This is one of the women depicted in the book Slöjor. She is one of 53 ladies interviewed and photographed by Elin Berge. Academician Edda Manga has written the concluding essay that puts Western understanding of the shawl into a historical framework.
The intention behind the book is commendable. The authors want to give a voice to the ladies who, in the Western cultural interpretation, have either been understood as exotic, erotic beings of the type "under every shawl there is a belly dancer", or as oppressed victims that must be saved.
The escape from the gaze
Many of these women's statements are about the right to be a subject and the pleasant escape from the sexually objectifying gaze. Several of the girls believe the veil is the best protection against sexual harassment. But is this a viable strategy? Is sexual harassment caused by short skirts and too much makeup? Will an uncovered woman always be understood as a sex object? Isn't the opportunity to be a subject in one's own life about economic, political and cultural power relations, rather than how covered women can be? The authors effectively dismiss the myth of the victim behind the veil, but avoid confrontation when it comes to these issues. According to the book, the shawl gives the Muslim woman the opportunity to choose not to be subjected to sexism. One result of this choice is that she is faced with other prejudices.

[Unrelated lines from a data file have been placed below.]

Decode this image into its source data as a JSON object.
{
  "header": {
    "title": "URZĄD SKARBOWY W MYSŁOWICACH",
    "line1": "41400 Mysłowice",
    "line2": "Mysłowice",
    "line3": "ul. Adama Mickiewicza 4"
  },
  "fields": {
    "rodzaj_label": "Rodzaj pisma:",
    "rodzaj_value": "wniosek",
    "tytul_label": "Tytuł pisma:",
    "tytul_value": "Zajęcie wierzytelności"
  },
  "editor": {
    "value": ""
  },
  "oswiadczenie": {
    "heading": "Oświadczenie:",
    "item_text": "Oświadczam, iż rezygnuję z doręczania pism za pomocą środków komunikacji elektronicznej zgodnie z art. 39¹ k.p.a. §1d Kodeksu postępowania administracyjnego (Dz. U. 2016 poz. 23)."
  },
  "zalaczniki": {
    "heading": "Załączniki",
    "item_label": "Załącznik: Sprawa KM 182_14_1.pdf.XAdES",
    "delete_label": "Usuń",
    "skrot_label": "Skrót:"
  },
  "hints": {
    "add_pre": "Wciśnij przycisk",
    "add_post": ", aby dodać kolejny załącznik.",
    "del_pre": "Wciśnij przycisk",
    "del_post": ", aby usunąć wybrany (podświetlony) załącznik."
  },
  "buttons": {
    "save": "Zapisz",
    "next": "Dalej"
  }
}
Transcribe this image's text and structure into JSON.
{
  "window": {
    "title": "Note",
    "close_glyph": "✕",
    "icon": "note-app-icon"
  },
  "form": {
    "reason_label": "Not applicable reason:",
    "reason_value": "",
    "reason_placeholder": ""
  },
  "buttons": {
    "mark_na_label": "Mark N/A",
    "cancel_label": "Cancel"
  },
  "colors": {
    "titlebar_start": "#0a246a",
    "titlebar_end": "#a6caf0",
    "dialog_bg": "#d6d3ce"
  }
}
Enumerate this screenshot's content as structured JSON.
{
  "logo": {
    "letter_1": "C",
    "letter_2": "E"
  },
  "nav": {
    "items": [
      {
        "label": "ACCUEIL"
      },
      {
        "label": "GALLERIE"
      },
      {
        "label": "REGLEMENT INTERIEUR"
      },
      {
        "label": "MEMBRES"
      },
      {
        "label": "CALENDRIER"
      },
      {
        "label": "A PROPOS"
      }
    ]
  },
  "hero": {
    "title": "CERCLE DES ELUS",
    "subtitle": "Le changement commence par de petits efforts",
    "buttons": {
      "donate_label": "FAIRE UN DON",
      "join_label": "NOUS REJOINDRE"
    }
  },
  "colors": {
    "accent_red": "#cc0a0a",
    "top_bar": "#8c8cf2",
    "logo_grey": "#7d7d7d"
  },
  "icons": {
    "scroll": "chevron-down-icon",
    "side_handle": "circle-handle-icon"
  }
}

The sloppy girls' message is unequivocal that this is something they have chosen for themselves, but that Swedish society is depriving them of independence when it believes the girls are unwilling victims of a religious patriarchy. In doing so, they confirm what the Swedish research report "Living with a headscarf ..." concludes, namely that veiled women are faced with discrimination and prejudice in Swedish society.
After looking at the beautiful portraits, it strikes me how these ladies reflect on every look they encounter. They express the strength that lies in a conscious visibility – but the image painted by the strong woman becomes too simple. Although there may be a minority of Muslim women who are forced to cover up, they do exist. It would have been a brave move to mix the voices, but the book does not.
The shawl as a symbol
How can a piece of clothing on a woman's head be such a strong symbol of the political, religious and political struggles going on in our day? In the closing essay, Edda Manga encourages us to understand the shawl in context. The shawl has been the foremost symbol of anti-colonial resistance in the Muslim world. At the same time, for the West, it has been the foremost symbol of a retro-modern society. Manga is quite right in that the shawl and the woman who wears it cannot be understood outside of a social context, but are there any ideals about a gender-just society that is independent of context?
For those who believe that all Muslim women are victims and believe that women's liberation is about undressing, this book should be a mandatory read. But for those with Palestinian scarves who believe that all veiled women are the vanguard of anti-imperialism, the book can reinforce prejudice. The problem is that it is the last group the book appeals to, and that the others continue to swear on the West's excellence.
Reviewed by Hannah Helseth